Proteins co-ordinating cell permeability and nutrient transport in the rumen epithelium of sheep. (#437)

Jude J Bond 1 , Karthik S Kamath 2 , Matthew McKay 2 , David Wheeler 3 , Victor H Oddy 1
  1. NSW Department of primary industries, Armidale, NSW, Australia
  2. Department of Molecular Science, Australian proteome analysis facility, Macquarie university, Ryde, NSW, Australia
  3. Orange Agricultural Institute, NSW Department of primary industries, Orange , NSW, Australia

We examined the processes represented by cytosol and membrane rumen epithelial proteins controlling nutrient transport using proteomics.

Ventral rumen tissue from 20 sheep with variation in CH4, CO2 emissions and mean retention time of digesta were used to prepare cytosol and membrane fractions using the method described by Bond et al. (2018). Protein extracts were identified and quantified using SWATH MS using the Ensembl Ovine database. Bioinfomatic tools allocated proteins to their sub-cellular compartments.

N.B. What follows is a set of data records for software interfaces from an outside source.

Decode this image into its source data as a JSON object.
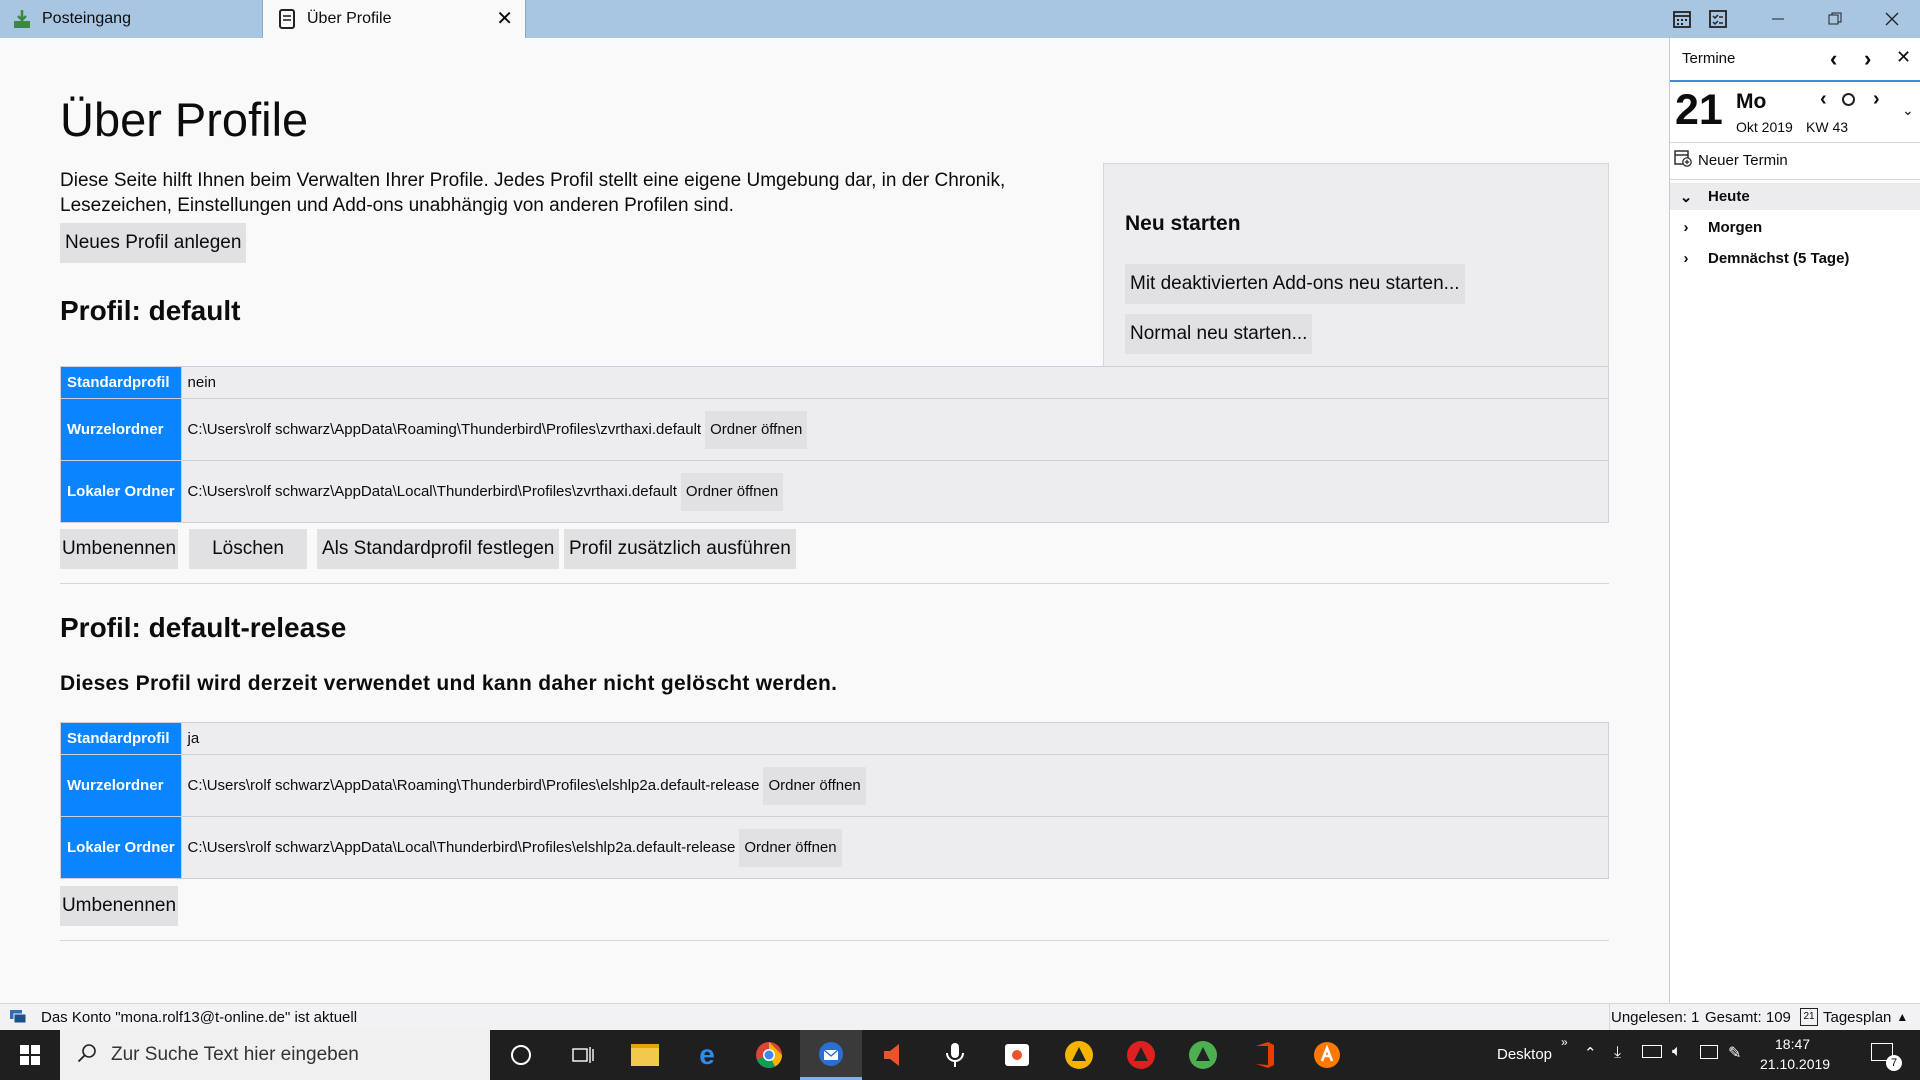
{
  "tabs": [
    {
      "label": "Posteingang"
    },
    {
      "label": "Über Profile"
    }
  ],
  "page": {
    "title": "Über Profile",
    "intro": "Diese Seite hilft Ihnen beim Verwalten Ihrer Profile. Jedes Profil stellt eine eigene Umgebung dar, in der Chronik, Lesezeichen, Einstellungen und Add-ons unabhängig von anderen Profilen sind.",
    "new_profile_button": "Neues Profil anlegen"
  },
  "restart": {
    "title": "Neu starten",
    "addons_button": "Mit deaktivierten Add-ons neu starten...",
    "normal_button": "Normal neu starten..."
  },
  "profiles": [
    {
      "heading": "Profil: default",
      "rows": {
        "default_label": "Standardprofil",
        "default_value": "nein",
        "root_label": "Wurzelordner",
        "root_value": "C:\\Users\\rolf schwarz\\AppData\\Roaming\\Thunderbird\\Profiles\\zvrthaxi.default",
        "local_label": "Lokaler Ordner",
        "local_value": "C:\\Users\\rolf schwarz\\AppData\\Local\\Thunderbird\\Profiles\\zvrthaxi.default",
        "open_folder": "Ordner öffnen"
      },
      "buttons": {
        "rename": "Umbenennen",
        "delete": "Löschen",
        "set_default": "Als Standardprofil festlegen",
        "launch": "Profil zusätzlich ausführen"
      }
    },
    {
      "heading": "Profil: default-release",
      "notice": "Dieses Profil wird derzeit verwendet und kann daher nicht gelöscht werden.",
      "rows": {
        "default_label": "Standardprofil",
        "default_value": "ja",
        "root_label": "Wurzelordner",
        "root_value": "C:\\Users\\rolf schwarz\\AppData\\Roaming\\Thunderbird\\Profiles\\elshlp2a.default-release",
        "local_label": "Lokaler Ordner",
        "local_value": "C:\\Users\\rolf schwarz\\AppData\\Local\\Thunderbird\\Profiles\\elshlp2a.default-release",
        "open_folder": "Ordner öffnen"
      },
      "buttons": {
        "rename": "Umbenennen"
      }
    }
  ],
  "sidebar": {
    "title": "Termine",
    "day": "21",
    "weekday": "Mo",
    "month_year": "Okt 2019",
    "week": "KW 43",
    "new_event": "Neuer Termin",
    "groups": [
      {
        "label": "Heute",
        "expanded": true
      },
      {
        "label": "Morgen",
        "expanded": false
      },
      {
        "label": "Demnächst (5 Tage)",
        "expanded": false
      }
    ]
  },
  "status": {
    "message": "Das Konto \"mona.rolf13@t-online.de\" ist aktuell",
    "unread": "Ungelesen: 1",
    "total": "Gesamt: 109",
    "today_pane": "Tagesplan",
    "today_pane_day": "21"
  },
  "taskbar": {
    "search_placeholder": "Zur Suche Text hier eingeben",
    "desktop_label": "Desktop",
    "time": "18:47",
    "date": "21.10.2019",
    "notifications": "7"
  },
  "colors": {
    "accent": "#0a84ff",
    "tabbar": "#a8c6e2",
    "taskbar": "#1f1f1f"
  }
}
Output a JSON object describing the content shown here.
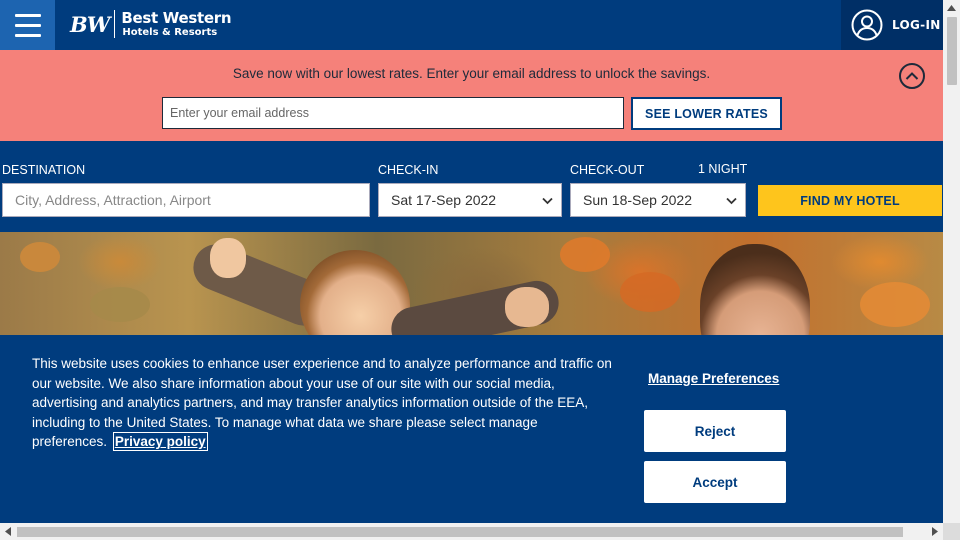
{
  "header": {
    "logo": {
      "mark": "BW",
      "line1": "Best Western",
      "line2": "Hotels & Resorts"
    },
    "menu_icon": "hamburger-menu-icon",
    "login_label": "LOG-IN",
    "login_icon": "user-circle-icon"
  },
  "promo": {
    "message": "Save now with our lowest rates. Enter your email address to unlock the savings.",
    "email_placeholder": "Enter your email address",
    "button_label": "SEE LOWER RATES",
    "collapse_icon": "chevron-up-circle-icon"
  },
  "search": {
    "destination_label": "DESTINATION",
    "destination_placeholder": "City, Address, Attraction, Airport",
    "checkin_label": "CHECK-IN",
    "checkin_value": "Sat 17-Sep 2022",
    "checkout_label": "CHECK-OUT",
    "checkout_value": "Sun 18-Sep 2022",
    "nights_label": "1 NIGHT",
    "find_button": "FIND MY HOTEL"
  },
  "cookie": {
    "text": "This website uses cookies to enhance user experience and to analyze performance and traffic on our website. We also share information about your use of our site with our social media, advertising and analytics partners, and may transfer analytics information outside of the EEA, including to the United States. To manage what data we share please select manage preferences.",
    "privacy_link": "Privacy policy",
    "manage_link": "Manage Preferences",
    "reject_label": "Reject",
    "accept_label": "Accept"
  },
  "colors": {
    "brand_blue": "#003c7e",
    "promo_salmon": "#f5817a",
    "find_yellow": "#fec51c"
  }
}
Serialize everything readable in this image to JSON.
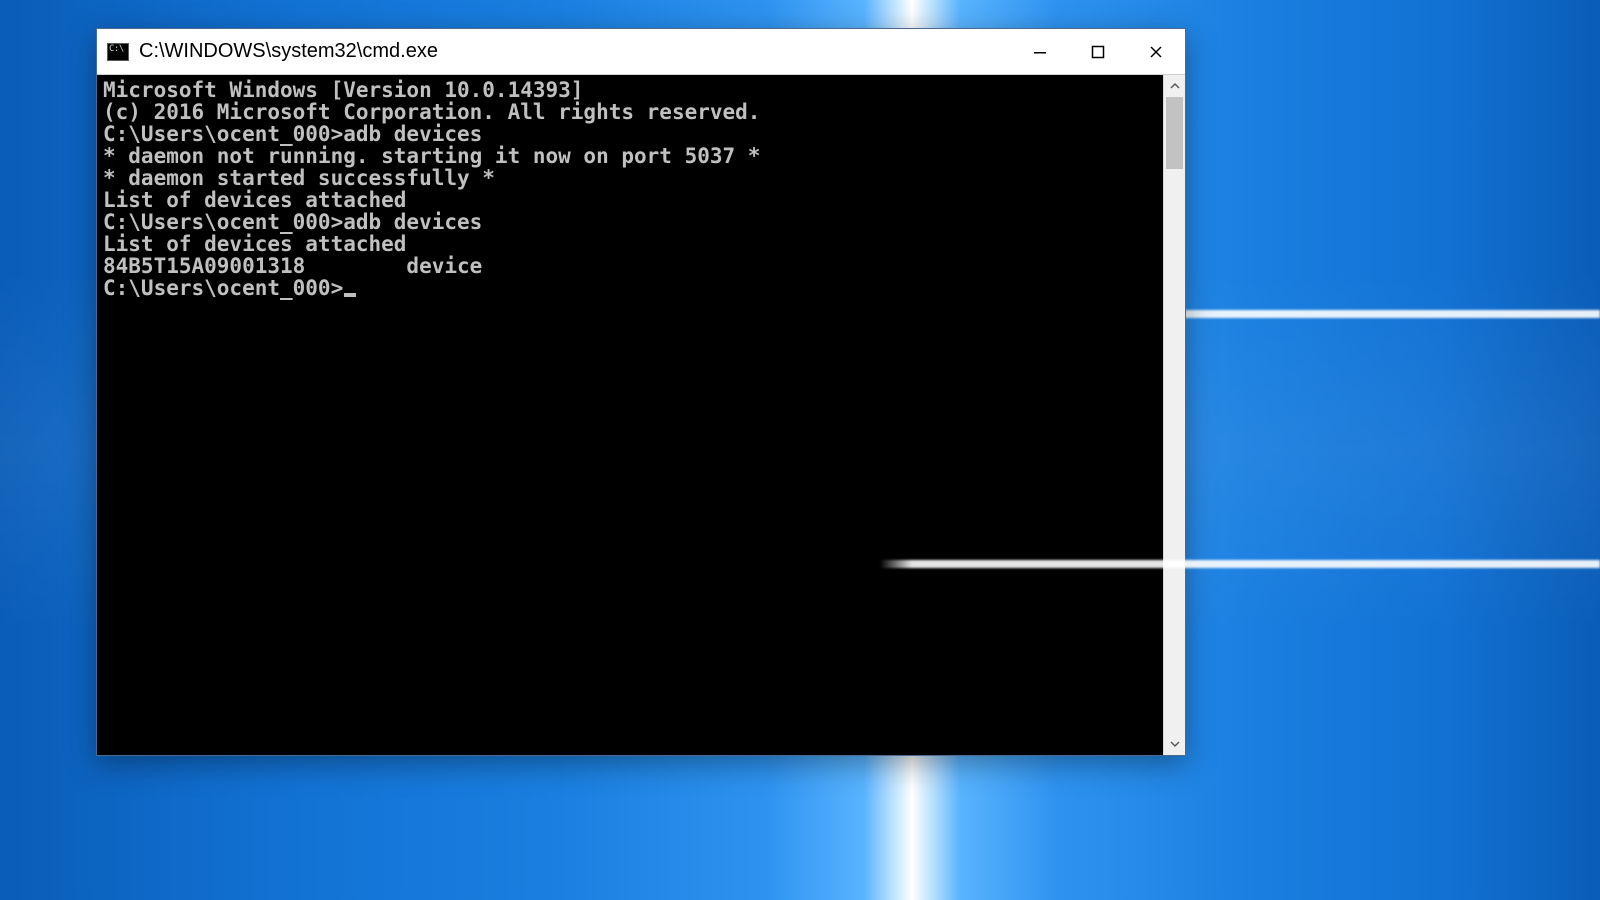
{
  "window": {
    "title": "C:\\WINDOWS\\system32\\cmd.exe"
  },
  "terminal": {
    "lines": [
      "Microsoft Windows [Version 10.0.14393]",
      "(c) 2016 Microsoft Corporation. All rights reserved.",
      "",
      "C:\\Users\\ocent_000>adb devices",
      "* daemon not running. starting it now on port 5037 *",
      "* daemon started successfully *",
      "List of devices attached",
      "",
      "",
      "C:\\Users\\ocent_000>adb devices",
      "List of devices attached",
      "84B5T15A09001318        device",
      "",
      "",
      "C:\\Users\\ocent_000>"
    ],
    "cursor_on_last_line": true
  }
}
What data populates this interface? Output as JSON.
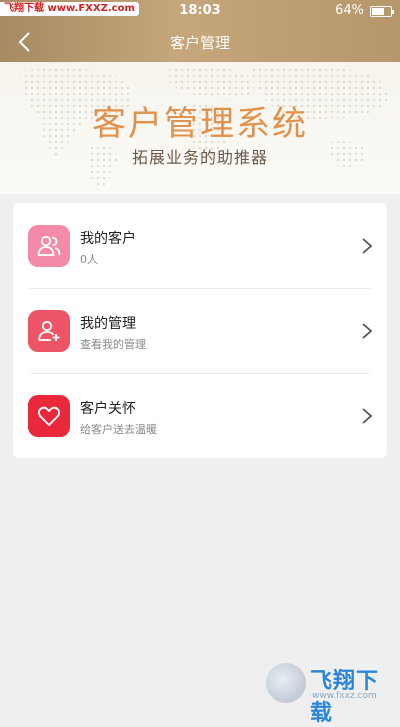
{
  "status_bar": {
    "watermark": "飞翔下载 www.FXXZ.com",
    "time": "18:03",
    "battery": "64%"
  },
  "nav": {
    "title": "客户管理"
  },
  "banner": {
    "title": "客户管理系统",
    "subtitle": "拓展业务的助推器"
  },
  "menu": {
    "items": [
      {
        "title": "我的客户",
        "subtitle": "0人",
        "icon": "users-icon",
        "color": "#f38aa8"
      },
      {
        "title": "我的管理",
        "subtitle": "查看我的管理",
        "icon": "add-user-icon",
        "color": "#ee5467"
      },
      {
        "title": "客户关怀",
        "subtitle": "给客户送去温暖",
        "icon": "heart-icon",
        "color": "#e9283c"
      }
    ]
  },
  "bottom_watermark": {
    "brand": "飞翔下载",
    "url": "www.fxxz.com"
  },
  "colors": {
    "nav_gold": "#b6976b",
    "banner_title": "#e0914c",
    "page_bg": "#efefef"
  }
}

We identified 3162 proteins of which 2599 proteins were quantified. Those that control paracellular permeability include 2 claudins (CLDN 1 and 4). We identified 43 plasma membrane solute carrier family (SLC) transporters involved in the transport of inorganic ions, amino acids, lipids, sugars and metabolic intermediates. These are regulated by electrochemical gradients. In addition, 8 ATP-binding cassette (ABC) transporters require ATP for active transport of ions and phospholipids were identified. Nine subunits of the V-ATPase proton pump which acidify intracellular compartments such as the lysosome and phagosome where identified. Transporters identified include a maxi-Cl- anion channel sub-unit and several less well characterised Cl- channels not previously reported in the rumen epithelium. We did not detect any significant difference in the abundance of transporter proteins, or those allocated to cell compartments bound by membranes included endosome, lysosome, exosome, phagosome and peroxisome associated with differences in the sheep sampled.

The in-depth coverage of cytosol and membrane proteins in isolated epithelium has revealed some of the specific proteins which regulate the permeability and transport of nutrients in the rumen epithelium of sheep. It has helped us to assemble a model of the processes regulating nutrient transport that occur in ruminants. Our comprehensive results inform linkage between phenotypes of nutrient use efficiency with cellular protein markers in the rumen epithelium.  

Bond et al. 2019 Journal Animal Science and Biotechnology 10